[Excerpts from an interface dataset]
= Beginning of Section =
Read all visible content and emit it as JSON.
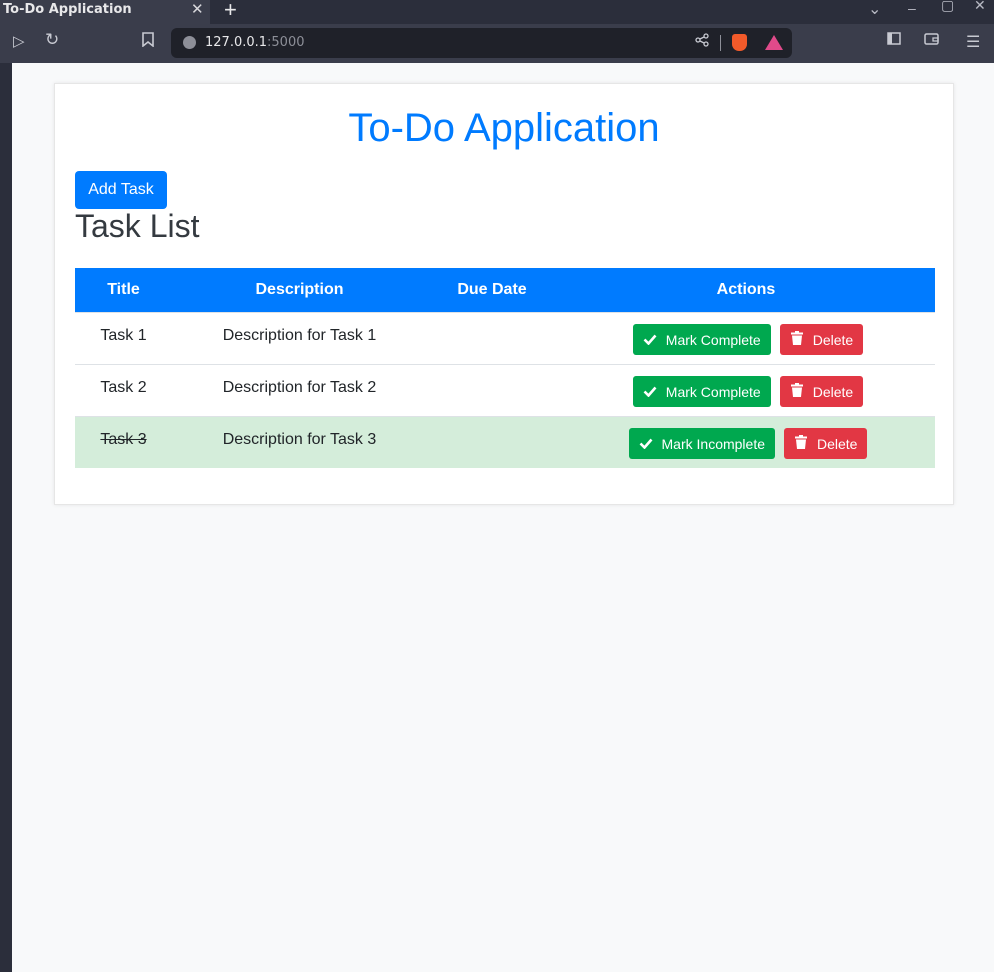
{
  "browser": {
    "tab_title": "To-Do Application",
    "tab_close": "✕",
    "new_tab": "+",
    "url_host": "127.0.0.1",
    "url_port": ":5000",
    "window_controls": [
      "⌄",
      "–",
      "▢",
      "✕"
    ]
  },
  "app": {
    "title": "To-Do Application",
    "add_button": "Add Task",
    "list_title": "Task List"
  },
  "table": {
    "headers": [
      "Title",
      "Description",
      "Due Date",
      "Actions"
    ],
    "rows": [
      {
        "title": "Task 1",
        "description": "Description for Task 1",
        "due_date": "",
        "toggle_label": "Mark Complete",
        "delete_label": "Delete",
        "completed": false
      },
      {
        "title": "Task 2",
        "description": "Description for Task 2",
        "due_date": "",
        "toggle_label": "Mark Complete",
        "delete_label": "Delete",
        "completed": false
      },
      {
        "title": "Task 3",
        "description": "Description for Task 3",
        "due_date": "",
        "toggle_label": "Mark Incomplete",
        "delete_label": "Delete",
        "completed": true
      }
    ]
  },
  "colors": {
    "primary": "#007bff",
    "success": "#00a84f",
    "danger": "#e23744",
    "completed_row": "#d4edda"
  },
  "icons": {
    "check": "check-icon",
    "trash": "trash-icon"
  }
}
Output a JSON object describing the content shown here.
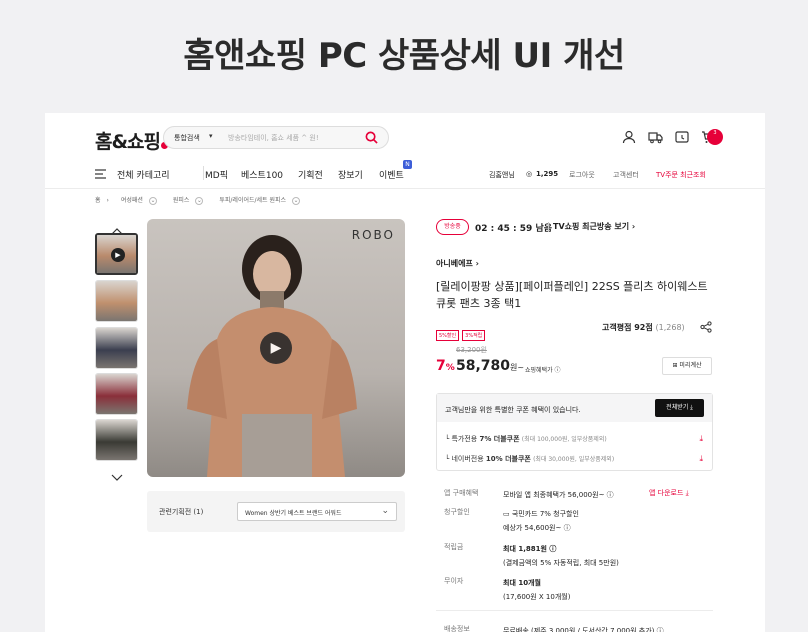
{
  "headline": "홈앤쇼핑  PC 상품상세 UI 개선",
  "header": {
    "logo": "홈&쇼핑",
    "search_category": "통합검색",
    "search_placeholder": "방송타임테이, 홈쇼 세품 ^ 원!",
    "cart_count": "3"
  },
  "nav": {
    "all_category": "전체 카테고리",
    "items": [
      "MD픽",
      "베스트100",
      "기획전",
      "장보기",
      "이벤트"
    ],
    "event_badge": "N",
    "user_name": "김홈앤님",
    "points": "1,295",
    "logout": "로그아웃",
    "customer_center": "고객센터",
    "tv_order": "TV주문 최근조회"
  },
  "breadcrumb": [
    "홈",
    "여성패션",
    "원피스",
    "투피/레이어드/세트 원피스"
  ],
  "gallery": {
    "brand_mark": "ROBO",
    "thumb_colors": [
      "#b98a6c",
      "#c0906e",
      "#3b3f4f",
      "#8a2f3a",
      "#3a3a34"
    ],
    "related_label": "관련기획전 (1)",
    "related_value": "Women 상반기 베스트 브랜드 어워드"
  },
  "broadcast": {
    "status": "방송중",
    "timer": "02 : 45 : 59 남음",
    "tv_link": "TV쇼핑 최근방송 보기 ›"
  },
  "product": {
    "seller": "아니베에프  ›",
    "title": "[릴레이팡팡 상품][페이퍼플레인] 22SS 플리츠 하이웨스트 큐롯 팬츠 3종 택1",
    "tags": [
      "5%할인",
      "3%적립"
    ],
    "rating_label": "고객평점 92점",
    "rating_count": "(1,268)",
    "original_price": "63,200원",
    "discount": "7",
    "discount_unit": "%",
    "price": "58,780",
    "price_unit": "원~",
    "benefit_text": "쇼핑혜택가 ⓘ",
    "calc_button": "미리계산"
  },
  "coupon": {
    "header": "고객님만을 위한 특별한 쿠폰 혜택이 있습니다.",
    "all_button": "전체받기",
    "rows": [
      {
        "label": "특가전용",
        "bold": "7% 더블쿠폰",
        "note": "(최대 100,000원, 일부상품제외)"
      },
      {
        "label": "네이버전용",
        "bold": "10% 더블쿠폰",
        "note": "(최대 30,000원, 일부상품제외)"
      }
    ]
  },
  "info": [
    {
      "key": "앱 구매혜택",
      "line1": "모바일 앱 최종혜택가 56,000원~ ⓘ",
      "extra": "앱 다운로드"
    },
    {
      "key": "청구할인",
      "line1": "국민카드 7% 청구할인",
      "line2": "예상가 54,600원~ ⓘ"
    },
    {
      "key": "적립금",
      "line1": "최대 1,881원 ⓘ",
      "line2": "(결제금액의 5% 자동적립, 최대 5만원)"
    },
    {
      "key": "무이자",
      "line1": "최대 10개월",
      "line2": "(17,600원 X 10개월)"
    },
    {
      "key": "배송정보",
      "line1": "무료배송 (제주 3,000원 / 도서산간 7,000원 추가) ⓘ"
    }
  ]
}
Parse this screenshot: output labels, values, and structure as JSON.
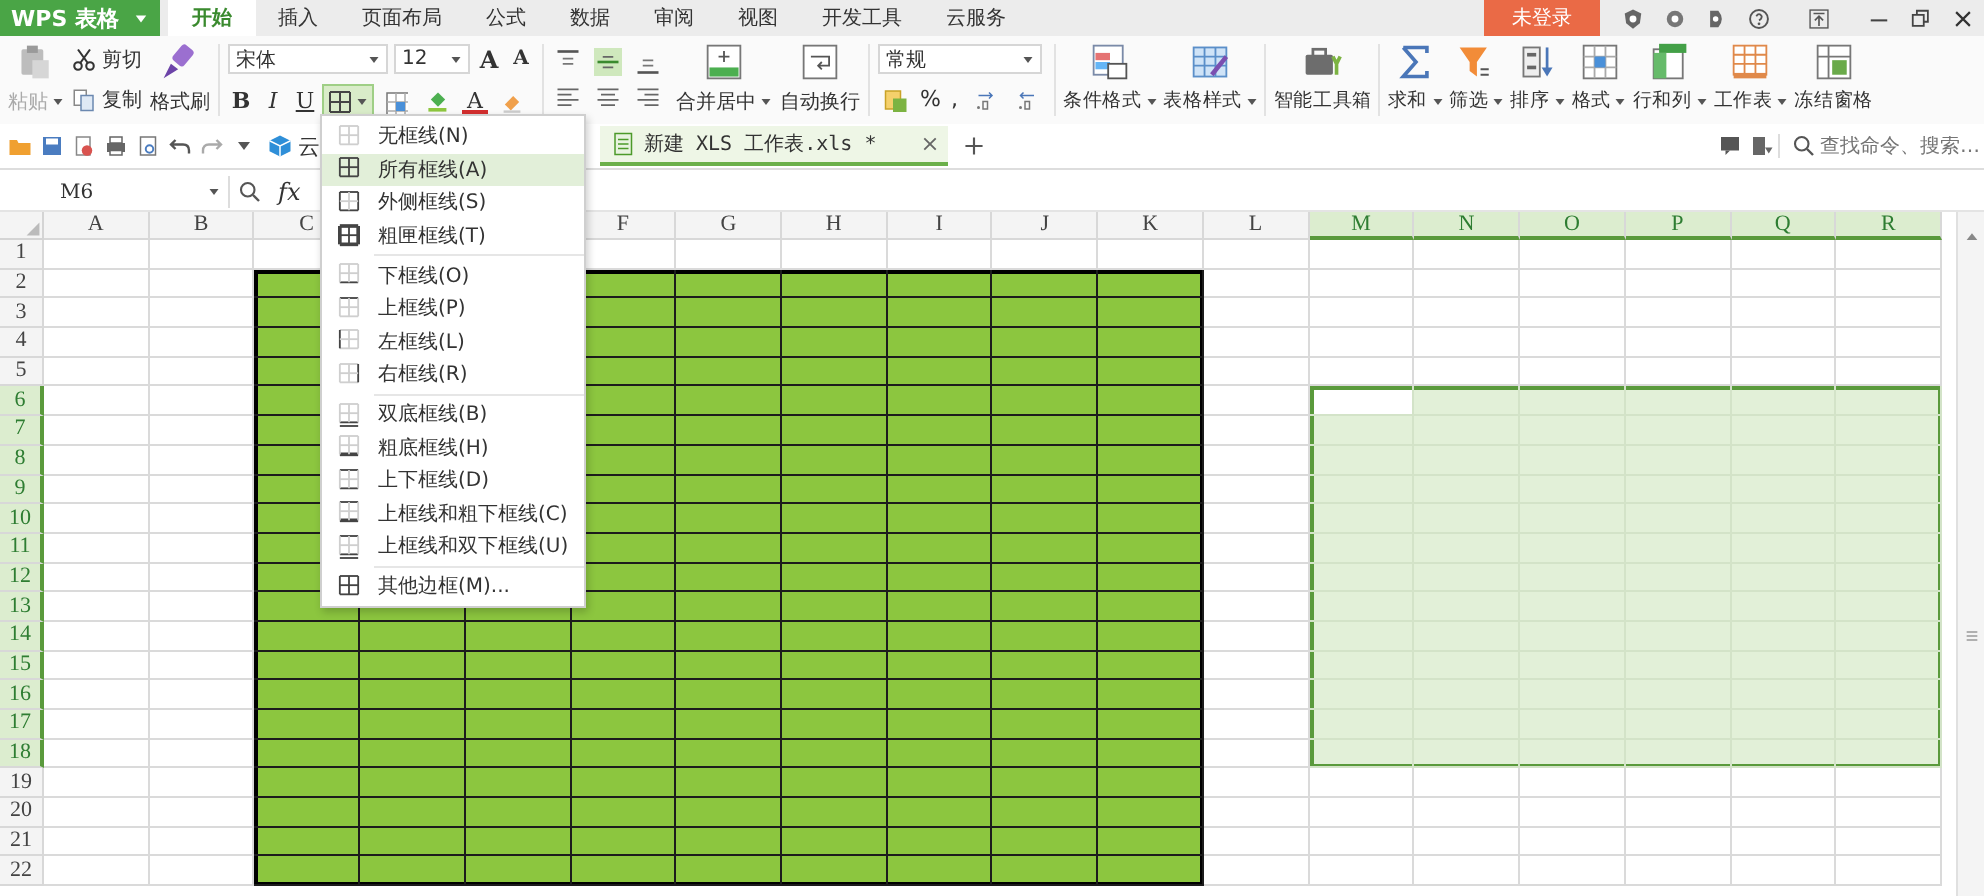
{
  "app_button": {
    "label": "WPS 表格"
  },
  "menu_tabs": [
    {
      "label": "开始",
      "selected": true
    },
    {
      "label": "插入",
      "selected": false
    },
    {
      "label": "页面布局",
      "selected": false
    },
    {
      "label": "公式",
      "selected": false
    },
    {
      "label": "数据",
      "selected": false
    },
    {
      "label": "审阅",
      "selected": false
    },
    {
      "label": "视图",
      "selected": false
    },
    {
      "label": "开发工具",
      "selected": false
    },
    {
      "label": "云服务",
      "selected": false
    }
  ],
  "account": {
    "label": "未登录"
  },
  "ribbon": {
    "paste": {
      "label": "粘贴",
      "disabled": true
    },
    "clipboard": [
      {
        "label": "剪切",
        "kind": "cut"
      },
      {
        "label": "复制",
        "kind": "copy"
      }
    ],
    "format_painter": {
      "label": "格式刷"
    },
    "font": {
      "name": "宋体",
      "size": "12",
      "grow": "A",
      "shrink": "A",
      "styles": [
        "B",
        "I",
        "U"
      ],
      "font_color": "A"
    },
    "border_button": {
      "expanded": true
    },
    "alignment": [
      {
        "kind": "top",
        "selected": false
      },
      {
        "kind": "middle",
        "selected": true
      },
      {
        "kind": "bottom",
        "selected": false
      },
      {
        "kind": "left",
        "selected": false
      },
      {
        "kind": "center",
        "selected": false
      },
      {
        "kind": "right",
        "selected": false
      }
    ],
    "cell_buttons": [
      {
        "label": "合并居中",
        "kind": "merge",
        "has_menu": true
      },
      {
        "label": "自动换行",
        "kind": "wrap",
        "has_menu": false
      }
    ],
    "number": {
      "format": "常规",
      "percent": "%",
      "comma": ","
    },
    "tools": [
      {
        "label": "条件格式",
        "kind": "conditional",
        "has_menu": true
      },
      {
        "label": "表格样式",
        "kind": "table_style",
        "has_menu": true
      },
      {
        "label": "智能工具箱",
        "kind": "toolbox",
        "has_menu": false
      },
      {
        "label": "求和",
        "kind": "sum",
        "has_menu": true
      },
      {
        "label": "筛选",
        "kind": "filter",
        "has_menu": true
      },
      {
        "label": "排序",
        "kind": "sort",
        "has_menu": true
      },
      {
        "label": "格式",
        "kind": "format",
        "has_menu": true
      },
      {
        "label": "行和列",
        "kind": "rows_cols",
        "has_menu": true
      },
      {
        "label": "工作表",
        "kind": "sheet",
        "has_menu": true
      },
      {
        "label": "冻结窗格",
        "kind": "freeze",
        "has_menu": false
      }
    ]
  },
  "quick_access": {
    "cloud": "云"
  },
  "document_tabs": [
    {
      "title": "新建 XLS 工作表.xls *",
      "selected": true
    }
  ],
  "command_search": {
    "placeholder": "查找命令、搜索…"
  },
  "formula_bar": {
    "name_box": "M6",
    "fx": "fx"
  },
  "sheet": {
    "columns": [
      {
        "label": "A",
        "selected": false,
        "filled": false
      },
      {
        "label": "B",
        "selected": false,
        "filled": false
      },
      {
        "label": "C",
        "selected": false,
        "filled": true
      },
      {
        "filled": true
      },
      {
        "filled": true
      },
      {
        "label": "F",
        "selected": false,
        "filled": true
      },
      {
        "label": "G",
        "selected": false,
        "filled": true
      },
      {
        "label": "H",
        "selected": false,
        "filled": true
      },
      {
        "label": "I",
        "selected": false,
        "filled": true
      },
      {
        "label": "J",
        "selected": false,
        "filled": true
      },
      {
        "label": "K",
        "selected": false,
        "filled": true
      },
      {
        "label": "L",
        "selected": false,
        "filled": false
      },
      {
        "label": "M",
        "selected": true,
        "filled": false
      },
      {
        "label": "N",
        "selected": true,
        "filled": false
      },
      {
        "label": "O",
        "selected": true,
        "filled": false
      },
      {
        "label": "P",
        "selected": true,
        "filled": false
      },
      {
        "label": "Q",
        "selected": true,
        "filled": false
      },
      {
        "label": "R",
        "selected": true,
        "filled": false
      }
    ],
    "rows": [
      {
        "label": "1",
        "selected": false,
        "filled": false
      },
      {
        "label": "2",
        "selected": false,
        "filled": true
      },
      {
        "label": "3",
        "selected": false,
        "filled": true
      },
      {
        "label": "4",
        "selected": false,
        "filled": true
      },
      {
        "label": "5",
        "selected": false,
        "filled": true
      },
      {
        "label": "6",
        "selected": true,
        "filled": true
      },
      {
        "label": "7",
        "selected": true,
        "filled": true
      },
      {
        "label": "8",
        "selected": true,
        "filled": true
      },
      {
        "label": "9",
        "selected": true,
        "filled": true
      },
      {
        "label": "10",
        "selected": true,
        "filled": true
      },
      {
        "label": "11",
        "selected": true,
        "filled": true
      },
      {
        "label": "12",
        "selected": true,
        "filled": true
      },
      {
        "label": "13",
        "selected": true,
        "filled": true
      },
      {
        "label": "14",
        "selected": true,
        "filled": true
      },
      {
        "label": "15",
        "selected": true,
        "filled": true
      },
      {
        "label": "16",
        "selected": true,
        "filled": true
      },
      {
        "label": "17",
        "selected": true,
        "filled": true
      },
      {
        "label": "18",
        "selected": true,
        "filled": true
      },
      {
        "label": "19",
        "selected": false,
        "filled": true
      },
      {
        "label": "20",
        "selected": false,
        "filled": true
      },
      {
        "label": "21",
        "selected": false,
        "filled": true
      },
      {
        "label": "22",
        "selected": false,
        "filled": true
      }
    ]
  },
  "border_menu": {
    "groups": [
      [
        {
          "label": "无框线(N)",
          "kind": "none",
          "selected": false
        },
        {
          "label": "所有框线(A)",
          "kind": "all",
          "selected": true
        },
        {
          "label": "外侧框线(S)",
          "kind": "outside",
          "selected": false
        },
        {
          "label": "粗匣框线(T)",
          "kind": "thick_box",
          "selected": false
        }
      ],
      [
        {
          "label": "下框线(O)",
          "kind": "bottom",
          "selected": false
        },
        {
          "label": "上框线(P)",
          "kind": "top",
          "selected": false
        },
        {
          "label": "左框线(L)",
          "kind": "left",
          "selected": false
        },
        {
          "label": "右框线(R)",
          "kind": "right",
          "selected": false
        }
      ],
      [
        {
          "label": "双底框线(B)",
          "kind": "double_bottom",
          "selected": false
        },
        {
          "label": "粗底框线(H)",
          "kind": "thick_bottom",
          "selected": false
        },
        {
          "label": "上下框线(D)",
          "kind": "top_bottom",
          "selected": false
        },
        {
          "label": "上框线和粗下框线(C)",
          "kind": "top_thick_bottom",
          "selected": false
        },
        {
          "label": "上框线和双下框线(U)",
          "kind": "top_double_bottom",
          "selected": false
        }
      ],
      [
        {
          "label": "其他边框(M)...",
          "kind": "more",
          "selected": false
        }
      ]
    ]
  }
}
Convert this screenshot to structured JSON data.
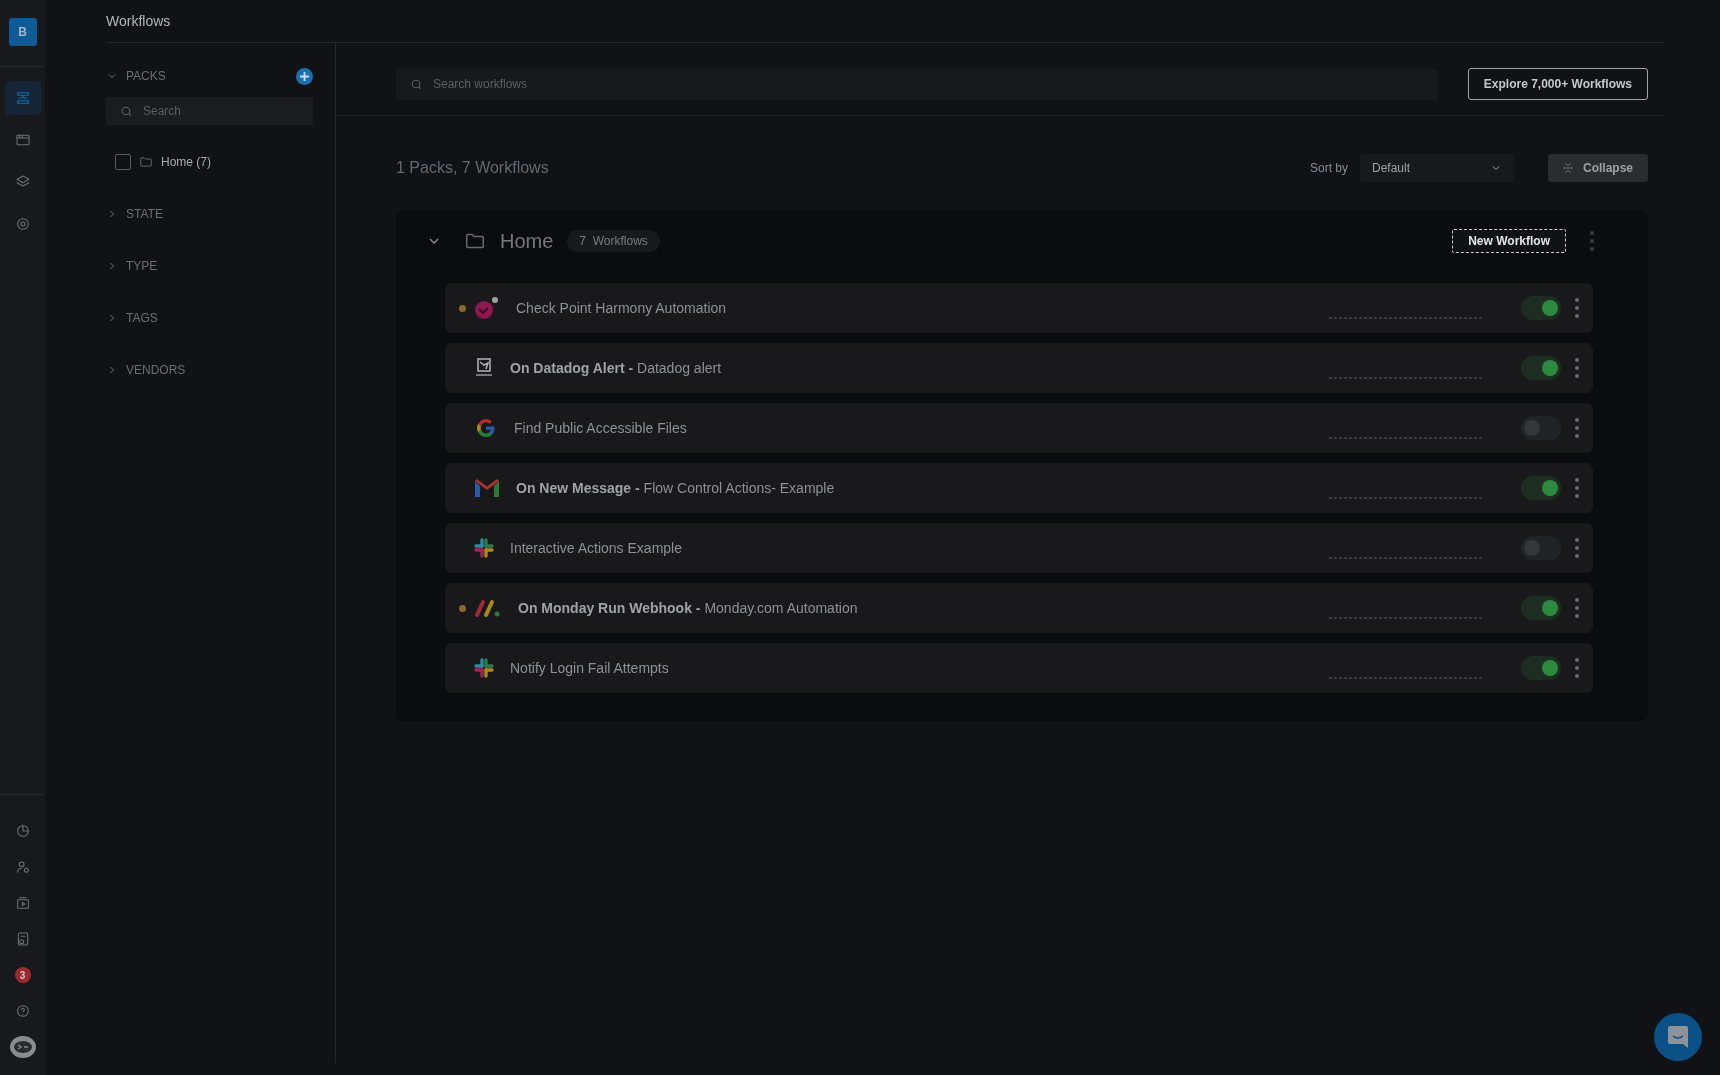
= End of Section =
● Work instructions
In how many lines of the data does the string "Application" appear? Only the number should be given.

● Solved problem
2